Component data from apps and pages
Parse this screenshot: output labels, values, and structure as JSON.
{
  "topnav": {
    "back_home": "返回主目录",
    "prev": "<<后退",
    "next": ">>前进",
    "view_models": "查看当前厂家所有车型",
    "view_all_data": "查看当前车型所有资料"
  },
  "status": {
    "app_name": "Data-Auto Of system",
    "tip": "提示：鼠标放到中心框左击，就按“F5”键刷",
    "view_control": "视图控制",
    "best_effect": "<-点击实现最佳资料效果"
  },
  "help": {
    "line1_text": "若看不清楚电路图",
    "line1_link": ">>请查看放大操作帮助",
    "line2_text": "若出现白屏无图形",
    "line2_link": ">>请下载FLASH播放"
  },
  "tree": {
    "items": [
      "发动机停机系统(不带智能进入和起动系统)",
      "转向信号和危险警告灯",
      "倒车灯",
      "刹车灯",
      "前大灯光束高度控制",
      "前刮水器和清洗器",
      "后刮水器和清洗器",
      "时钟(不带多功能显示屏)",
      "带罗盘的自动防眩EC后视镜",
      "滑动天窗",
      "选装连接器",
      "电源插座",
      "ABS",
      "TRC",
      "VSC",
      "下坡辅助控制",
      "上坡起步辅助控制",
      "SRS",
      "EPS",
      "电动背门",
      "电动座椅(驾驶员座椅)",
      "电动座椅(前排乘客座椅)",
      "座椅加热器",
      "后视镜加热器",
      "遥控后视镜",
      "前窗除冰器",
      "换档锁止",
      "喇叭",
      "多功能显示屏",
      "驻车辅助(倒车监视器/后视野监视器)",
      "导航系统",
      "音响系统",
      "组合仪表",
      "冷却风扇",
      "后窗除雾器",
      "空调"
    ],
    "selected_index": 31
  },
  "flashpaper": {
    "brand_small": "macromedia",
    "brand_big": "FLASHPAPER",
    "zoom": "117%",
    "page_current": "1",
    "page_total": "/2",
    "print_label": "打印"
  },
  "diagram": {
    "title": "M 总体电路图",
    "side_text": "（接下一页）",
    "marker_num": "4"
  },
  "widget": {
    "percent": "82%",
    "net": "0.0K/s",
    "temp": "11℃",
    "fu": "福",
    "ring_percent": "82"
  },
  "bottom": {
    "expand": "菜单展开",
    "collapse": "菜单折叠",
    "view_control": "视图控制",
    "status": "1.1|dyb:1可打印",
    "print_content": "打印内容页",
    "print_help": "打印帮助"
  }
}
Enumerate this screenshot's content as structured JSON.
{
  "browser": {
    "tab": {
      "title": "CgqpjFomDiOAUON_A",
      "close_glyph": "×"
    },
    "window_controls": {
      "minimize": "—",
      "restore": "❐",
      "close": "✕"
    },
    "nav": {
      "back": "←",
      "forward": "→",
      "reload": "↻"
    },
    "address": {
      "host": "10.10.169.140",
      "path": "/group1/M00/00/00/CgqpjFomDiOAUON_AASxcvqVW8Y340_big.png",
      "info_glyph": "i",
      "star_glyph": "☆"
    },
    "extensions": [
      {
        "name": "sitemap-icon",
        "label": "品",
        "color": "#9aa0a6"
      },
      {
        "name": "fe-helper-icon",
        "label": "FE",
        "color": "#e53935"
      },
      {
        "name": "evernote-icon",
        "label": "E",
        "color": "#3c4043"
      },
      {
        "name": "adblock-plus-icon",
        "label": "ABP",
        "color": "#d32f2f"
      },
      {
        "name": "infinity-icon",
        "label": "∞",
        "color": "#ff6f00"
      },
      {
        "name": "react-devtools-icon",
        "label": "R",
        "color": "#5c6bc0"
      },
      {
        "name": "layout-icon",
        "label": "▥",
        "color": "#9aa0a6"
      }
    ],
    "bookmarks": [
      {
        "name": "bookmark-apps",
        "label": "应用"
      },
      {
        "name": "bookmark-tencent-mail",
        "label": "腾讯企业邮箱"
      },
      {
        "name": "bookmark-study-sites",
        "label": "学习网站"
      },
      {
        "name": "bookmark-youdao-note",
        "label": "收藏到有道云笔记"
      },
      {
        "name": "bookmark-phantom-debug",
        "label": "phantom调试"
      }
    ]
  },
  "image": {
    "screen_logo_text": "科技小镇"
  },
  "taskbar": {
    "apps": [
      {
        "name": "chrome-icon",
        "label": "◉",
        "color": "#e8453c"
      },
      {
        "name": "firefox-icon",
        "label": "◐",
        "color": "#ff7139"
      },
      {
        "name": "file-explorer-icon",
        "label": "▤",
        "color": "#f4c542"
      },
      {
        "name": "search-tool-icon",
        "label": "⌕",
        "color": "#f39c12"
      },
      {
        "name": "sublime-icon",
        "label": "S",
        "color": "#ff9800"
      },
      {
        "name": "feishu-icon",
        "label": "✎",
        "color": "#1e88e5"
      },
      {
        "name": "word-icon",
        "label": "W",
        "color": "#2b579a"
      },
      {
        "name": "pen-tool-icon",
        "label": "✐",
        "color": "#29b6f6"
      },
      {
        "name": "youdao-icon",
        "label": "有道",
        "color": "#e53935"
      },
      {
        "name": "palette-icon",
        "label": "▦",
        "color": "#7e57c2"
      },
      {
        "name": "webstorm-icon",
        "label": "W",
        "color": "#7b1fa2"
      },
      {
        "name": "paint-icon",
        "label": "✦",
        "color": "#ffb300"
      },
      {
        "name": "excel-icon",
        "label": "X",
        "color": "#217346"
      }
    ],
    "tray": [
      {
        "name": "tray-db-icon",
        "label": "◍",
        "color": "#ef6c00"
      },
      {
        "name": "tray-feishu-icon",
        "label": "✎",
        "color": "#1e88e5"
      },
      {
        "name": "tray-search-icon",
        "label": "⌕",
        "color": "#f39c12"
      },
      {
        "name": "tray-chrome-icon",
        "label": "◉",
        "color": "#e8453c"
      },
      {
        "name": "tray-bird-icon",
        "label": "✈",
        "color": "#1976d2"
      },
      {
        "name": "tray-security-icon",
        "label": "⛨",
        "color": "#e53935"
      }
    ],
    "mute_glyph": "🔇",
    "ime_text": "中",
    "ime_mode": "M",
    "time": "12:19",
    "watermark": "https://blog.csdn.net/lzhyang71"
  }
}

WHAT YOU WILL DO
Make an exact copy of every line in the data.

TASK OUTPUT
Parse this screenshot: output labels, values, and structure as JSON.
{
  "topnav": {
    "back_home": "返回主目录",
    "prev": "<<后退",
    "next": ">>前进",
    "view_models": "查看当前厂家所有车型",
    "view_all_data": "查看当前车型所有资料"
  },
  "status": {
    "app_name": "Data-Auto Of system",
    "tip": "提示：鼠标放到中心框左击，就按“F5”键刷",
    "view_control": "视图控制",
    "best_effect": "<-点击实现最佳资料效果"
  },
  "help": {
    "line1_text": "若看不清楚电路图",
    "line1_link": ">>请查看放大操作帮助",
    "line2_text": "若出现白屏无图形",
    "line2_link": ">>请下载FLASH播放"
  },
  "tree": {
    "items": [
      "发动机停机系统(不带智能进入和起动系统)",
      "转向信号和危险警告灯",
      "倒车灯",
      "刹车灯",
      "前大灯光束高度控制",
      "前刮水器和清洗器",
      "后刮水器和清洗器",
      "时钟(不带多功能显示屏)",
      "带罗盘的自动防眩EC后视镜",
      "滑动天窗",
      "选装连接器",
      "电源插座",
      "ABS",
      "TRC",
      "VSC",
      "下坡辅助控制",
      "上坡起步辅助控制",
      "SRS",
      "EPS",
      "电动背门",
      "电动座椅(驾驶员座椅)",
      "电动座椅(前排乘客座椅)",
      "座椅加热器",
      "后视镜加热器",
      "遥控后视镜",
      "前窗除冰器",
      "换档锁止",
      "喇叭",
      "多功能显示屏",
      "驻车辅助(倒车监视器/后视野监视器)",
      "导航系统",
      "音响系统",
      "组合仪表",
      "冷却风扇",
      "后窗除雾器",
      "空调"
    ],
    "selected_index": 31
  },
  "flashpaper": {
    "brand_small": "macromedia",
    "brand_big": "FLASHPAPER",
    "zoom": "117%",
    "page_current": "1",
    "page_total": "/2",
    "print_label": "打印"
  },
  "diagram": {
    "title": "M 总体电路图",
    "side_text": "（接下一页）",
    "marker_num": "4"
  },
  "widget": {
    "percent": "82%",
    "net": "0.0K/s",
    "temp": "11℃",
    "fu": "福",
    "ring_percent": "82"
  },
  "bottom": {
    "expand": "菜单展开",
    "collapse": "菜单折叠",
    "view_control": "视图控制",
    "status": "1.1|dyb:1可打印",
    "print_content": "打印内容页",
    "print_help": "打印帮助"
  }
}
Enumerate this screenshot's content as structured JSON.
{
  "browser": {
    "tab": {
      "title": "CgqpjFomDiOAUON_A",
      "close_glyph": "×"
    },
    "window_controls": {
      "minimize": "—",
      "restore": "❐",
      "close": "✕"
    },
    "nav": {
      "back": "←",
      "forward": "→",
      "reload": "↻"
    },
    "address": {
      "host": "10.10.169.140",
      "path": "/group1/M00/00/00/CgqpjFomDiOAUON_AASxcvqVW8Y340_big.png",
      "info_glyph": "i",
      "star_glyph": "☆"
    },
    "extensions": [
      {
        "name": "sitemap-icon",
        "label": "品",
        "color": "#9aa0a6"
      },
      {
        "name": "fe-helper-icon",
        "label": "FE",
        "color": "#e53935"
      },
      {
        "name": "evernote-icon",
        "label": "E",
        "color": "#3c4043"
      },
      {
        "name": "adblock-plus-icon",
        "label": "ABP",
        "color": "#d32f2f"
      },
      {
        "name": "infinity-icon",
        "label": "∞",
        "color": "#ff6f00"
      },
      {
        "name": "react-devtools-icon",
        "label": "R",
        "color": "#5c6bc0"
      },
      {
        "name": "layout-icon",
        "label": "▥",
        "color": "#9aa0a6"
      }
    ],
    "bookmarks": [
      {
        "name": "bookmark-apps",
        "label": "应用"
      },
      {
        "name": "bookmark-tencent-mail",
        "label": "腾讯企业邮箱"
      },
      {
        "name": "bookmark-study-sites",
        "label": "学习网站"
      },
      {
        "name": "bookmark-youdao-note",
        "label": "收藏到有道云笔记"
      },
      {
        "name": "bookmark-phantom-debug",
        "label": "phantom调试"
      }
    ]
  },
  "image": {
    "screen_logo_text": "科技小镇"
  },
  "taskbar": {
    "apps": [
      {
        "name": "chrome-icon",
        "label": "◉",
        "color": "#e8453c"
      },
      {
        "name": "firefox-icon",
        "label": "◐",
        "color": "#ff7139"
      },
      {
        "name": "file-explorer-icon",
        "label": "▤",
        "color": "#f4c542"
      },
      {
        "name": "search-tool-icon",
        "label": "⌕",
        "color": "#f39c12"
      },
      {
        "name": "sublime-icon",
        "label": "S",
        "color": "#ff9800"
      },
      {
        "name": "feishu-icon",
        "label": "✎",
        "color": "#1e88e5"
      },
      {
        "name": "word-icon",
        "label": "W",
        "color": "#2b579a"
      },
      {
        "name": "pen-tool-icon",
        "label": "✐",
        "color": "#29b6f6"
      },
      {
        "name": "youdao-icon",
        "label": "有道",
        "color": "#e53935"
      },
      {
        "name": "palette-icon",
        "label": "▦",
        "color": "#7e57c2"
      },
      {
        "name": "webstorm-icon",
        "label": "W",
        "color": "#7b1fa2"
      },
      {
        "name": "paint-icon",
        "label": "✦",
        "color": "#ffb300"
      },
      {
        "name": "excel-icon",
        "label": "X",
        "color": "#217346"
      }
    ],
    "tray": [
      {
        "name": "tray-db-icon",
        "label": "◍",
        "color": "#ef6c00"
      },
      {
        "name": "tray-feishu-icon",
        "label": "✎",
        "color": "#1e88e5"
      },
      {
        "name": "tray-search-icon",
        "label": "⌕",
        "color": "#f39c12"
      },
      {
        "name": "tray-chrome-icon",
        "label": "◉",
        "color": "#e8453c"
      },
      {
        "name": "tray-bird-icon",
        "label": "✈",
        "color": "#1976d2"
      },
      {
        "name": "tray-security-icon",
        "label": "⛨",
        "color": "#e53935"
      }
    ],
    "mute_glyph": "🔇",
    "ime_text": "中",
    "ime_mode": "M",
    "time": "12:19",
    "watermark": "https://blog.csdn.net/lzhyang71"
  }
}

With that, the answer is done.